The fissures in Tunisia’s political landscape showed on Saturday, as the ruling party Nidaa Tounes elected two leaders in two parallel congresses.
The crisis came days after Tunisian president Beji Caid Essebsi told his party members that he was not keen on contesting the upcoming elections. The 92-year old president who won the country’s first free presidential poll in 2014, said that he wanted someone younger to take charge.
Parliamentary and presidential elections in Tunisia are scheduled for October and November. This is the third time the country will vote since the Tunisian revolution in 2011 ousted longtime leader Zine El Abidine Ben Ali.
The first electoral congress of Nidaa Tounes that started last week elected lawmaker Sofian Toubel as head of the party’s central committee. The second elected Hafedh Caid Essebsi, son of president Beji Caid Essebsi.
Saturday’s crisis is yet another extension of the divisions that have rocked the ruling Nidaa Tounes party since 2015. Essebsi’s son has been criticized for seeking control over the party, prompting many of its leaders to resign.
The prime minister Youssef Chahed also entered into a row with Hafedh Caid Essebsi and accused him of exporting the party’s problems to the state.
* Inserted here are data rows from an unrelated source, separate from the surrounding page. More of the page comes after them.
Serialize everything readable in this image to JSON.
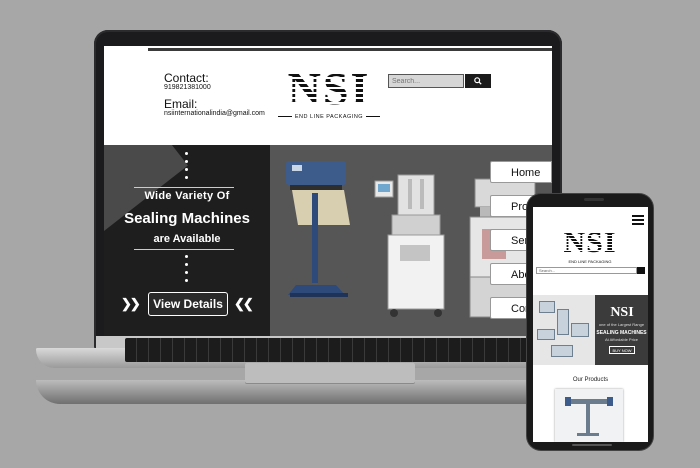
{
  "laptop_site": {
    "contact_label": "Contact:",
    "phone": "919821381000",
    "email_label": "Email:",
    "email": "nsiinternationalindia@gmail.com",
    "logo_text": "NSI",
    "logo_tagline": "END LINE PACKAGING",
    "search_placeholder": "Search...",
    "banner": {
      "line1": "Wide Variety Of",
      "line2": "Sealing Machines",
      "line3": "are Available",
      "cta": "View Details",
      "arrow_left": "❯❯",
      "arrow_right": "❮❮"
    },
    "nav": [
      "Home",
      "Produ",
      "Servi",
      "Abou",
      "Conta"
    ]
  },
  "phone_site": {
    "logo_text": "NSI",
    "logo_tagline": "END LINE PACKAGING",
    "search_placeholder": "Search...",
    "banner": {
      "logo": "NSI",
      "subtitle": "one of the Largest Range",
      "title": "SEALING MACHINES",
      "price_line": "At Affordable Price",
      "cta": "BUY NOW"
    },
    "section_title": "Our Products"
  },
  "colors": {
    "background": "#a7a7a7",
    "banner_dark": "#1e1e1e",
    "banner_grey": "#565656"
  }
}
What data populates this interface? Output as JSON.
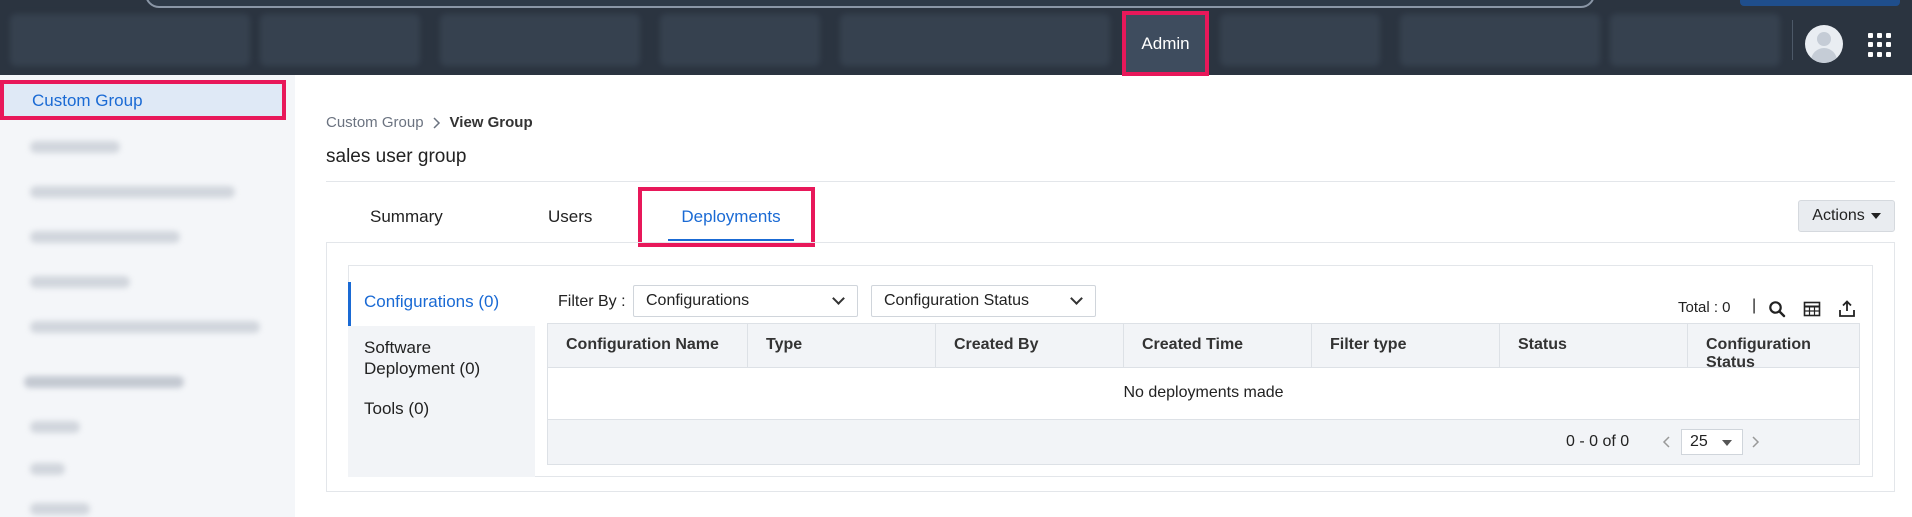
{
  "topbar": {
    "admin_label": "Admin",
    "accent_color": "#e8185a"
  },
  "sidebar": {
    "active_item": "Custom Group"
  },
  "breadcrumb": {
    "parent": "Custom Group",
    "current": "View Group"
  },
  "page": {
    "title": "sales user group"
  },
  "tabs": {
    "summary": "Summary",
    "users": "Users",
    "deployments": "Deployments"
  },
  "actions": {
    "label": "Actions"
  },
  "left_nav": {
    "configurations": "Configurations (0)",
    "software_deployment": "Software Deployment (0)",
    "tools": "Tools (0)"
  },
  "filter": {
    "label": "Filter By :",
    "primary_value": "Configurations",
    "secondary_value": "Configuration Status"
  },
  "toolbar": {
    "total": "Total : 0",
    "separator": "|",
    "icons": [
      "search-icon",
      "columns-icon",
      "export-icon"
    ]
  },
  "table": {
    "columns": [
      "Configuration Name",
      "Type",
      "Created By",
      "Created Time",
      "Filter type",
      "Status",
      "Configuration Status"
    ],
    "empty_message": "No deployments made"
  },
  "pagination": {
    "range": "0 - 0 of 0",
    "page_size": "25"
  }
}
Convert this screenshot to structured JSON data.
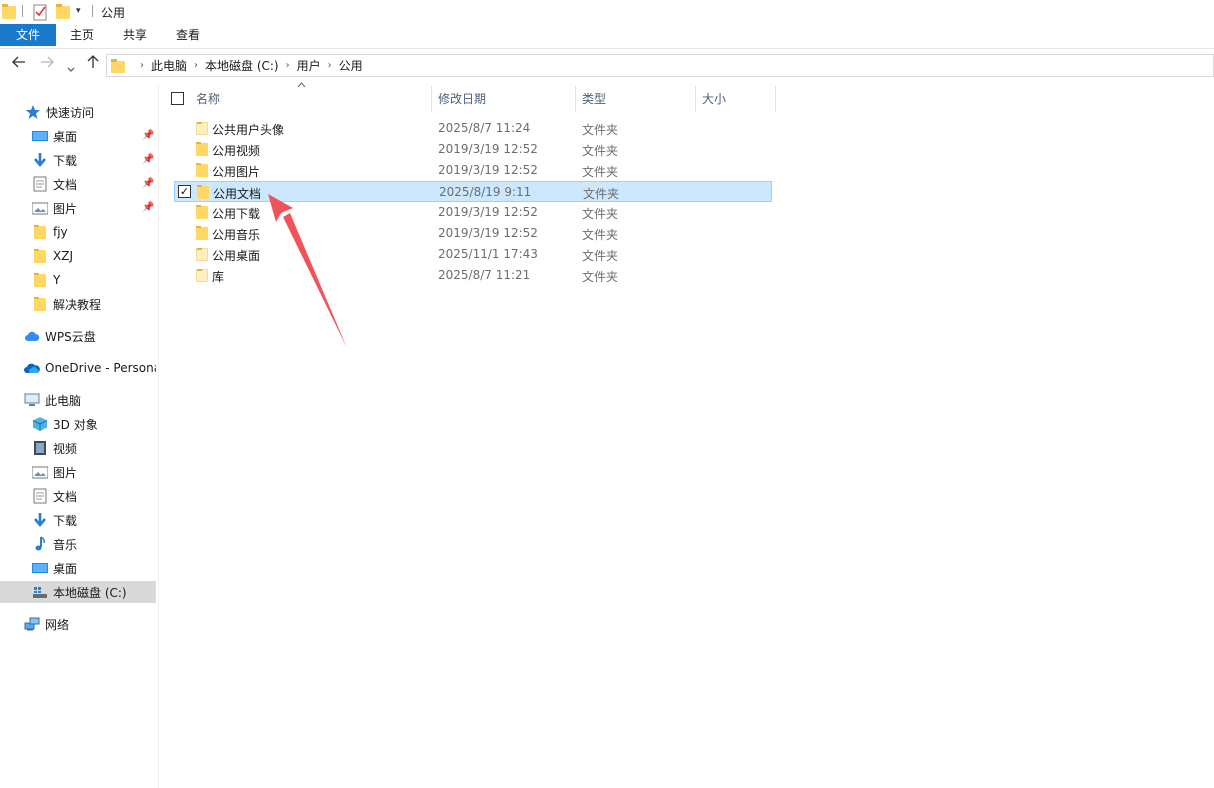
{
  "window": {
    "title": "公用"
  },
  "ribbon": {
    "tabs": [
      "文件",
      "主页",
      "共享",
      "查看"
    ]
  },
  "address": {
    "crumbs": [
      "此电脑",
      "本地磁盘 (C:)",
      "用户",
      "公用"
    ]
  },
  "sidebar": {
    "quick_access": "快速访问",
    "quick_items": [
      "桌面",
      "下载",
      "文档",
      "图片",
      "fjy",
      "XZJ",
      "Y",
      "解决教程"
    ],
    "wps": "WPS云盘",
    "onedrive": "OneDrive - Persona",
    "this_pc": "此电脑",
    "pc_items": [
      "3D 对象",
      "视频",
      "图片",
      "文档",
      "下载",
      "音乐",
      "桌面",
      "本地磁盘 (C:)"
    ],
    "network": "网络"
  },
  "columns": {
    "name": "名称",
    "date": "修改日期",
    "type": "类型",
    "size": "大小"
  },
  "files": [
    {
      "name": "公共用户头像",
      "date": "2025/8/7 11:24",
      "type": "文件夹"
    },
    {
      "name": "公用视频",
      "date": "2019/3/19 12:52",
      "type": "文件夹"
    },
    {
      "name": "公用图片",
      "date": "2019/3/19 12:52",
      "type": "文件夹"
    },
    {
      "name": "公用文档",
      "date": "2025/8/19 9:11",
      "type": "文件夹"
    },
    {
      "name": "公用下载",
      "date": "2019/3/19 12:52",
      "type": "文件夹"
    },
    {
      "name": "公用音乐",
      "date": "2019/3/19 12:52",
      "type": "文件夹"
    },
    {
      "name": "公用桌面",
      "date": "2025/11/1 17:43",
      "type": "文件夹"
    },
    {
      "name": "库",
      "date": "2025/8/7 11:21",
      "type": "文件夹"
    }
  ],
  "colors": {
    "accent": "#1979ca",
    "selection": "#cce8ff",
    "annotation_arrow": "#f0545a"
  }
}
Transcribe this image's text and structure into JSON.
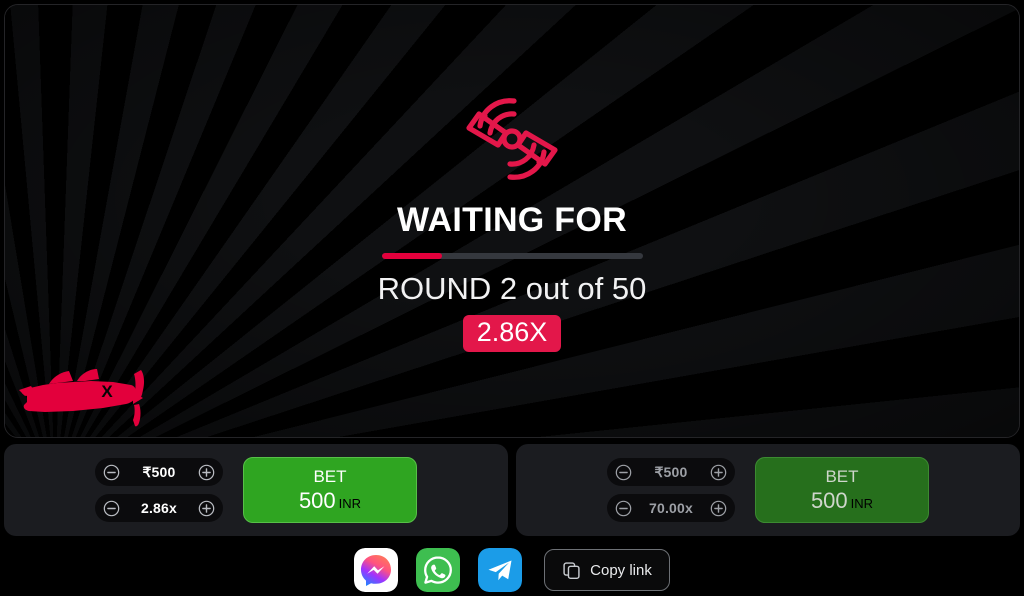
{
  "game": {
    "icon_name": "propeller-icon",
    "waiting_title": "WAITING FOR",
    "progress_percent": 23,
    "round_text": "ROUND 2 out of 50",
    "multiplier_badge": "2.86X",
    "plane_icon_name": "red-plane-icon",
    "plane_marking": "X",
    "accent_red": "#e3174a",
    "progress_red": "#e3003c"
  },
  "bet_panels": [
    {
      "amount_value": "₹500",
      "multiplier_value": "2.86x",
      "decrease_label": "minus-icon",
      "increase_label": "plus-icon",
      "button_label": "BET",
      "button_amount": "500",
      "button_currency": "INR",
      "state": "active"
    },
    {
      "amount_value": "₹500",
      "multiplier_value": "70.00x",
      "decrease_label": "minus-icon",
      "increase_label": "plus-icon",
      "button_label": "BET",
      "button_amount": "500",
      "button_currency": "INR",
      "state": "disabled"
    }
  ],
  "share": {
    "messenger_label": "messenger-icon",
    "whatsapp_label": "whatsapp-icon",
    "telegram_label": "telegram-icon",
    "copy_link_label": "Copy link"
  }
}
“The congresses of Monastir (in which Essesbi’s son was elected) is illegal and an attempt to deflect legitimacy”, said party official Ons Hattab.
Essesbi’s son denied the accusations and said he was surprised by the behaviour of some leaders who went to a parallel conference, adding that this could affect the party.
The parliamentary race is expected to be fought closely by the moderate Islamist Ennahda party, the more secular Tahya Tounes party of Prime Minister Chahed, and the Nidaa Tounes.
A coalition of these three parties rules Tunisia, but nine cabinets have so far failed to resolve economic problems that include high inflation and unemployment.
No prominent figure has so far declared their candidacy for the presidency this year.
Tunisia has won widespread praise for its democratic transition since 2011.